■ **Data records**:
· · · ·
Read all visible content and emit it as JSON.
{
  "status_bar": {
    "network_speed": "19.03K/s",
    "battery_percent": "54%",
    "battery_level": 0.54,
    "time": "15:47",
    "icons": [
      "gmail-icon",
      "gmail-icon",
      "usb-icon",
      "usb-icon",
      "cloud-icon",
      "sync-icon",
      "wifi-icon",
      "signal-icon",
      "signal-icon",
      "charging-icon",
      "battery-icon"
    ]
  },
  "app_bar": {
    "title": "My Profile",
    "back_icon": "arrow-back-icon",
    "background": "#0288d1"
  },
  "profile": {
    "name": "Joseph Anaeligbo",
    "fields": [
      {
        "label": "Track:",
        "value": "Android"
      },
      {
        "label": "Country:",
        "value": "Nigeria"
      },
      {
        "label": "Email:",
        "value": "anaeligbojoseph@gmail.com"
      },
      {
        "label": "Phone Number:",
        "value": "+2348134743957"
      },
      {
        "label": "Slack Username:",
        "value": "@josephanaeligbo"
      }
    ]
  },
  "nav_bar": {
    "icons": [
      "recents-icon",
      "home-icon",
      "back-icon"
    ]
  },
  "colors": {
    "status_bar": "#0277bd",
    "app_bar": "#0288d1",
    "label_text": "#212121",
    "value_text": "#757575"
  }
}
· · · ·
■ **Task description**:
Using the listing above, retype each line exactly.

■ **Output below**:
Read all visible content and emit it as JSON.
{
  "status_bar": {
    "network_speed": "19.03K/s",
    "battery_percent": "54%",
    "battery_level": 0.54,
    "time": "15:47",
    "icons": [
      "gmail-icon",
      "gmail-icon",
      "usb-icon",
      "usb-icon",
      "cloud-icon",
      "sync-icon",
      "wifi-icon",
      "signal-icon",
      "signal-icon",
      "charging-icon",
      "battery-icon"
    ]
  },
  "app_bar": {
    "title": "My Profile",
    "back_icon": "arrow-back-icon",
    "background": "#0288d1"
  },
  "profile": {
    "name": "Joseph Anaeligbo",
    "fields": [
      {
        "label": "Track:",
        "value": "Android"
      },
      {
        "label": "Country:",
        "value": "Nigeria"
      },
      {
        "label": "Email:",
        "value": "anaeligbojoseph@gmail.com"
      },
      {
        "label": "Phone Number:",
        "value": "+2348134743957"
      },
      {
        "label": "Slack Username:",
        "value": "@josephanaeligbo"
      }
    ]
  },
  "nav_bar": {
    "icons": [
      "recents-icon",
      "home-icon",
      "back-icon"
    ]
  },
  "colors": {
    "status_bar": "#0277bd",
    "app_bar": "#0288d1",
    "label_text": "#212121",
    "value_text": "#757575"
  }
}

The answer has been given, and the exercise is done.